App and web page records
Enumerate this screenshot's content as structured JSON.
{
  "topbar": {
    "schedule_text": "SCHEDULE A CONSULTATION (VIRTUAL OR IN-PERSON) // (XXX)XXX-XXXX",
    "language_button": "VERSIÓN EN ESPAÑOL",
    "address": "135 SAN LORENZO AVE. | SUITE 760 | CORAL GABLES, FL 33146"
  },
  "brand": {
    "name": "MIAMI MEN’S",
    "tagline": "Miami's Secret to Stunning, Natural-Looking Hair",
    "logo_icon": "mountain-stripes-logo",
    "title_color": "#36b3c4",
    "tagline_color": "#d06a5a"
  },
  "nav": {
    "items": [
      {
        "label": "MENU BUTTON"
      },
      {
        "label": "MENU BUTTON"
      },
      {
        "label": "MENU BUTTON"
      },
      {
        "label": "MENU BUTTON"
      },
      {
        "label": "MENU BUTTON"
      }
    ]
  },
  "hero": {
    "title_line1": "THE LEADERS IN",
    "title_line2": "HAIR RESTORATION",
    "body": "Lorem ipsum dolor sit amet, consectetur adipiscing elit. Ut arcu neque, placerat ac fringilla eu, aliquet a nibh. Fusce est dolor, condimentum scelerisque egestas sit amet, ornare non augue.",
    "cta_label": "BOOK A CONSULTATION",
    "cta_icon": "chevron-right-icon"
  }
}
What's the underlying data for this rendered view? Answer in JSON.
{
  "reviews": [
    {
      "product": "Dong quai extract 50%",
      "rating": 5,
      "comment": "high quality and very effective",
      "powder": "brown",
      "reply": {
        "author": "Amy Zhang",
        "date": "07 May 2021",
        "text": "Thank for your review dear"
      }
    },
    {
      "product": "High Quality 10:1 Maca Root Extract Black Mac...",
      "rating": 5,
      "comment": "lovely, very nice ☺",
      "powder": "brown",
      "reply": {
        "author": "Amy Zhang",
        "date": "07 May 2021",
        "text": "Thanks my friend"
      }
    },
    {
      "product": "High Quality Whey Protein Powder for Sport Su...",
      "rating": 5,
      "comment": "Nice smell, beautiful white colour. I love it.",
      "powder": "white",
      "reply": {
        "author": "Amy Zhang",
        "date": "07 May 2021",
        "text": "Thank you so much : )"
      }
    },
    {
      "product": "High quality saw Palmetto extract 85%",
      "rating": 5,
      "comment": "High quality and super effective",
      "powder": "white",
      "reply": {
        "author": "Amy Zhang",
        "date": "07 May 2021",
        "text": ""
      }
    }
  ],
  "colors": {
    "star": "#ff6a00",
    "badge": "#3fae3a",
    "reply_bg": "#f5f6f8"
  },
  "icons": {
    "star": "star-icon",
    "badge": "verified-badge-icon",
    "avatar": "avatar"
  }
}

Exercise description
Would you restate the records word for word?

Written reply
Enumerate this screenshot's content as structured JSON.
{
  "topbar": {
    "schedule_text": "SCHEDULE A CONSULTATION (VIRTUAL OR IN-PERSON) // (XXX)XXX-XXXX",
    "language_button": "VERSIÓN EN ESPAÑOL",
    "address": "135 SAN LORENZO AVE. | SUITE 760 | CORAL GABLES, FL 33146"
  },
  "brand": {
    "name": "MIAMI MEN’S",
    "tagline": "Miami's Secret to Stunning, Natural-Looking Hair",
    "logo_icon": "mountain-stripes-logo",
    "title_color": "#36b3c4",
    "tagline_color": "#d06a5a"
  },
  "nav": {
    "items": [
      {
        "label": "MENU BUTTON"
      },
      {
        "label": "MENU BUTTON"
      },
      {
        "label": "MENU BUTTON"
      },
      {
        "label": "MENU BUTTON"
      },
      {
        "label": "MENU BUTTON"
      }
    ]
  },
  "hero": {
    "title_line1": "THE LEADERS IN",
    "title_line2": "HAIR RESTORATION",
    "body": "Lorem ipsum dolor sit amet, consectetur adipiscing elit. Ut arcu neque, placerat ac fringilla eu, aliquet a nibh. Fusce est dolor, condimentum scelerisque egestas sit amet, ornare non augue.",
    "cta_label": "BOOK A CONSULTATION",
    "cta_icon": "chevron-right-icon"
  }
}
What's the underlying data for this rendered view? Answer in JSON.
{
  "reviews": [
    {
      "product": "Dong quai extract 50%",
      "rating": 5,
      "comment": "high quality and very effective",
      "powder": "brown",
      "reply": {
        "author": "Amy Zhang",
        "date": "07 May 2021",
        "text": "Thank for your review dear"
      }
    },
    {
      "product": "High Quality 10:1 Maca Root Extract Black Mac...",
      "rating": 5,
      "comment": "lovely, very nice ☺",
      "powder": "brown",
      "reply": {
        "author": "Amy Zhang",
        "date": "07 May 2021",
        "text": "Thanks my friend"
      }
    },
    {
      "product": "High Quality Whey Protein Powder for Sport Su...",
      "rating": 5,
      "comment": "Nice smell, beautiful white colour. I love it.",
      "powder": "white",
      "reply": {
        "author": "Amy Zhang",
        "date": "07 May 2021",
        "text": "Thank you so much : )"
      }
    },
    {
      "product": "High quality saw Palmetto extract 85%",
      "rating": 5,
      "comment": "High quality and super effective",
      "powder": "white",
      "reply": {
        "author": "Amy Zhang",
        "date": "07 May 2021",
        "text": ""
      }
    }
  ],
  "colors": {
    "star": "#ff6a00",
    "badge": "#3fae3a",
    "reply_bg": "#f5f6f8"
  },
  "icons": {
    "star": "star-icon",
    "badge": "verified-badge-icon",
    "avatar": "avatar"
  }
}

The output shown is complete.